Hemingway is one of my favorite authors. When he wrote, he utilized and mirrored real places and aspects of historical importance. By doing so, he made his tales more than just enjoyable but highly relatable in every aspect of one’s life.
Different from my husband, who enjoys science-fiction to escape reality, realistic fiction places that which we hate to confront in our faces. It challenges us to grasp the importance of differing moral and ethical behaviors. Now, Wilmington author and resident Michael J. Maccalupo focuses on the genre in his debut novel “Where the Road Begins.”
“A writer should write about what they know,” Maccalupo says, “and I know about growing up in Buffalo in the ‘50s and ‘60s. I took real situations and real people and put things together into a story.”
Narrated mostly by his main character, Hap Pozner, “Where the Road Begins” is a tale about friendship, deception, and the joy and pain of childhood. Most of all, it is about the two choices in life that everyone must consider when it comes to surviving: fight or flight.
Taking place in South Buffalo, New York, iconic backdrops appear, such as Cazenovia Park and Chautauqua Lake—known internationally by artists, writers and musicians alike. The message brings to the forefront a lesson so many of us need to be reminded of: We really don’t know someone until we know their past.
Perfect for the current season engulfed in giving, Maccalupo’s novel represents hope and promise. As the author points out, these two virtues are integral to overcome tragedies many are forced to deal with and confront this time of year. Unique to his work, there are no secondary characters, and Maccalupo mixes poetry with prose in his series.
“I’ve always wanted to be a writer,” he says. “I’ve written things over the years including some poetry and ghost writing.” Hesitant to give too much away about his new upcoming edition, Maccalupo reveals the setting takes place in Wilmington, with more cross relationships and new addicting characters.

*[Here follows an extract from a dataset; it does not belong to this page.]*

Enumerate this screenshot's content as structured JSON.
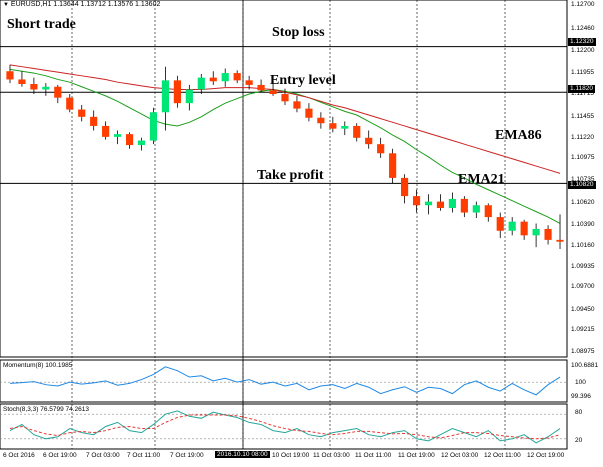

“I wanted the second in the series to take place in Wilmington, because I know a lot about it—the terrain, the people and the places,” he explains. “I’d like the reader to look at (my novels) and say, ‘Our lives may be different, but we have a lot of commonalities.’ There’s universality to life for a great many of people.”
Though knowing Wilmington inside and out isn’t completely necessary, the read alludes to the underlying notion that these issues are about every town, every boy and every girl. “No one escapes tragedy in life,” Maccalupo says. “Even if it appears they have everything going for them. In the process of writing this, I think I’ve learned this lesson even more. That’s one of the things that this book can do is help many realize this. Sometimes in our modern day people can’t find this hope. Optimism is dead or dying, but I aimed to have my book bring an optimistic viewpoint to life.”
Once an English and writing instructor at Campbell University located on Camp Lejeune, Maccalupo married passion with education. In the end, it has helped him continue to push his own boundaries of creative writing.
“I taught the Marines and their families, and the airmen from Cherry Point, and the sailors, too,” he says. “Teaching writing and literature helped me appreciate a variety of literature I had not previously looked at, and it helped me become a better editor. I will always challenge myself as a writer and blend reality with fiction for my readers.”
Join Maccalupo Thursday, November 10th, at 7 p.m., for a signing and reading at Pomegranate Books in Wilmington and follow him at www.mjmaccalupo.com.